=== Section Start ===

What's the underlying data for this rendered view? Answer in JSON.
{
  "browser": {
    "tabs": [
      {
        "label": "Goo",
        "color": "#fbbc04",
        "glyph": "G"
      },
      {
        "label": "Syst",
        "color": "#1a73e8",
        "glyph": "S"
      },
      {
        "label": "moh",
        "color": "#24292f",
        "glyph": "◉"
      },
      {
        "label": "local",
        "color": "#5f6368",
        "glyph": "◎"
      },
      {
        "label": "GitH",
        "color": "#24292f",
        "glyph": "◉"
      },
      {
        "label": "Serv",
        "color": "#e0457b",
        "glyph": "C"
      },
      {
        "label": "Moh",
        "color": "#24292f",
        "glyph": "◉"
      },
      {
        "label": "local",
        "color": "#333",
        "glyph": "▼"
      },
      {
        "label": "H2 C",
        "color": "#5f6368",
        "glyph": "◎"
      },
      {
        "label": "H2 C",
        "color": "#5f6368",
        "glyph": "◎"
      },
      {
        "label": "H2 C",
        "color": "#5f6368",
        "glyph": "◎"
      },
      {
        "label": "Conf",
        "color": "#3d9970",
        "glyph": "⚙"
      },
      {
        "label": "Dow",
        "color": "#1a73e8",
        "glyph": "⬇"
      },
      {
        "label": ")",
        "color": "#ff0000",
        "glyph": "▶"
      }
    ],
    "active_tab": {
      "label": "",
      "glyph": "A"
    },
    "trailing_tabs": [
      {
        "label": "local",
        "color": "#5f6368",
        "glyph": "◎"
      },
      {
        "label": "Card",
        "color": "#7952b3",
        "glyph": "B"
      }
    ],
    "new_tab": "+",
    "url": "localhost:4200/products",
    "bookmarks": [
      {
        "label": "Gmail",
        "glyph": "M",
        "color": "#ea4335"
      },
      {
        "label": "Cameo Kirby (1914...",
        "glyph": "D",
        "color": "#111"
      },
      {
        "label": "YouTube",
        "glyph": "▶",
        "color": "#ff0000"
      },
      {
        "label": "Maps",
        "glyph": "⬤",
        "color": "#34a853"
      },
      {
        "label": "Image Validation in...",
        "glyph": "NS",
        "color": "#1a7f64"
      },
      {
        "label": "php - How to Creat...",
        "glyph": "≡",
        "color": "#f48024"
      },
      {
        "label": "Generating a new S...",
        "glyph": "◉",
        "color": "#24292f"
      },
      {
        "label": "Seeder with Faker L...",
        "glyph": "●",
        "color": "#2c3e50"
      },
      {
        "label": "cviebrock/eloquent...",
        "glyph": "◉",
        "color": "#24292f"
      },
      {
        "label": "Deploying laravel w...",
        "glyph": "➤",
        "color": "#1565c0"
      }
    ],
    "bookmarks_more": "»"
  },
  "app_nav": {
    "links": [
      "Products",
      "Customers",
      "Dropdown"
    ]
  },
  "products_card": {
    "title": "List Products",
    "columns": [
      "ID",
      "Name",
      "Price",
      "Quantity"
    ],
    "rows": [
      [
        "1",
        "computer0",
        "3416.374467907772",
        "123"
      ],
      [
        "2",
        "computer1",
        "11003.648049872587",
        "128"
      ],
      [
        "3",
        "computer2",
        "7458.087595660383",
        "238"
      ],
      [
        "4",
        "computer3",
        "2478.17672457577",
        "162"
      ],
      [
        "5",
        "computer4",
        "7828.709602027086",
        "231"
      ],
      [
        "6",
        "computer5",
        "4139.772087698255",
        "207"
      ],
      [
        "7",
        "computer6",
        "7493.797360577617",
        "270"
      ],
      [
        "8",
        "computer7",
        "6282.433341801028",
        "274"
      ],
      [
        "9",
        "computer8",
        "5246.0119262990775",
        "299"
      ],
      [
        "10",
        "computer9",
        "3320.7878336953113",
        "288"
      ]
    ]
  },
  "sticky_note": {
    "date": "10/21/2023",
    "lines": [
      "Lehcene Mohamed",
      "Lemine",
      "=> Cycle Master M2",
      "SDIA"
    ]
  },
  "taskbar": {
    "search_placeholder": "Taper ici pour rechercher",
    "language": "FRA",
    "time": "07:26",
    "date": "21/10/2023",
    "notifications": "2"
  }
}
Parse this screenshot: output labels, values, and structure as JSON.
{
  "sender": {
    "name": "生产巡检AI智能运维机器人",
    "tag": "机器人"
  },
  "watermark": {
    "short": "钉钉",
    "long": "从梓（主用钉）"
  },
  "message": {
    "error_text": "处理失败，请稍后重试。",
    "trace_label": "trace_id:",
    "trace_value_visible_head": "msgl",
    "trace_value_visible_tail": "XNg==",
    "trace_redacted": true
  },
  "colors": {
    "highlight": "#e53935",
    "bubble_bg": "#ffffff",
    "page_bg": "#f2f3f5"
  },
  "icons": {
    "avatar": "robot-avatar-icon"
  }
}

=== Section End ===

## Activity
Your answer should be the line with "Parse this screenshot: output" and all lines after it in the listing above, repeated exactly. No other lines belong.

## Answer for this exercise
Parse this screenshot: output labels, values, and structure as JSON.
{
  "sender": {
    "name": "生产巡检AI智能运维机器人",
    "tag": "机器人"
  },
  "watermark": {
    "short": "钉钉",
    "long": "从梓（主用钉）"
  },
  "message": {
    "error_text": "处理失败，请稍后重试。",
    "trace_label": "trace_id:",
    "trace_value_visible_head": "msgl",
    "trace_value_visible_tail": "XNg==",
    "trace_redacted": true
  },
  "colors": {
    "highlight": "#e53935",
    "bubble_bg": "#ffffff",
    "page_bg": "#f2f3f5"
  },
  "icons": {
    "avatar": "robot-avatar-icon"
  }
}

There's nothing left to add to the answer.